DIRECTIONS FOR THIS TASK —
Going through the data below, please show each line containing the string "vous".

INPUT DATA —
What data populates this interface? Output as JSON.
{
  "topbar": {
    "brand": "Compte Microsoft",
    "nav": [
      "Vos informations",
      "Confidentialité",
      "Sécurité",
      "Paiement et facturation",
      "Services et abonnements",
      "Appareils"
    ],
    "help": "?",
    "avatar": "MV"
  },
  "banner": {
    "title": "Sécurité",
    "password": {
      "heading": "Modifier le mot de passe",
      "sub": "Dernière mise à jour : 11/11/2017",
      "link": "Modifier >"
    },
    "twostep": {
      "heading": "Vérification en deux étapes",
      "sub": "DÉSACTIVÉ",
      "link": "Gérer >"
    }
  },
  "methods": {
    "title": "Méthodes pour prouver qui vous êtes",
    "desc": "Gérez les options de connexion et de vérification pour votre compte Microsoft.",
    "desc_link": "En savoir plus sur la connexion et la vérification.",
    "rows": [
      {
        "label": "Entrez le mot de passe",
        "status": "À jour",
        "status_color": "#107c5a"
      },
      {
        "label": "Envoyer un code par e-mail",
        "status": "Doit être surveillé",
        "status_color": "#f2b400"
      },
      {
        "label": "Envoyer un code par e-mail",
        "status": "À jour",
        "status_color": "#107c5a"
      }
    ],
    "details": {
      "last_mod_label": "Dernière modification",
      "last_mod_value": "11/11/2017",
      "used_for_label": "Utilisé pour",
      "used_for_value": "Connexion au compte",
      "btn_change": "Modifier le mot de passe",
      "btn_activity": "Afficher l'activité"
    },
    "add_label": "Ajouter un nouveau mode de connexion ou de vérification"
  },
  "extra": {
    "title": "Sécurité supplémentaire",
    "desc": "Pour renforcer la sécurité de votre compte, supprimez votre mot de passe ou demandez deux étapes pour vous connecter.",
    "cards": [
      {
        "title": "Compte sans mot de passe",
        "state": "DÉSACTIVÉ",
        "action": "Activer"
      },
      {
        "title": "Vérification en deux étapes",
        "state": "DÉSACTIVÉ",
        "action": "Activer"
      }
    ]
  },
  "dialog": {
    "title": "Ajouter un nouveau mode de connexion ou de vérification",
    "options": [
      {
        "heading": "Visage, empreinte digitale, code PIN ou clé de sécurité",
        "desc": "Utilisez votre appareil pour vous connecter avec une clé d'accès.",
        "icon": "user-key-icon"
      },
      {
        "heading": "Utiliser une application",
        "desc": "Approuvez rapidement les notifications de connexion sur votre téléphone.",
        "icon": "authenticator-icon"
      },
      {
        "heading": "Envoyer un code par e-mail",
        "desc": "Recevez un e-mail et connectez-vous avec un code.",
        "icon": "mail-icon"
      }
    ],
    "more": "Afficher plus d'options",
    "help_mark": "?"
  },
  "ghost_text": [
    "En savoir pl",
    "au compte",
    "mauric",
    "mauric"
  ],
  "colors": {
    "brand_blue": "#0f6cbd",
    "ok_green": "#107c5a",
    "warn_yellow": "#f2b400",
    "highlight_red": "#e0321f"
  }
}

EXERCISE SOLUTION —
    "title": "Méthodes pour prouver qui vous êtes",
    "desc": "Pour renforcer la sécurité de votre compte, supprimez votre mot de passe ou demandez deux étapes pour vous connecter.",
        "desc": "Utilisez votre appareil pour vous connecter avec une clé d'accès.",
        "desc": "Recevez un e-mail et connectez-vous avec un code.",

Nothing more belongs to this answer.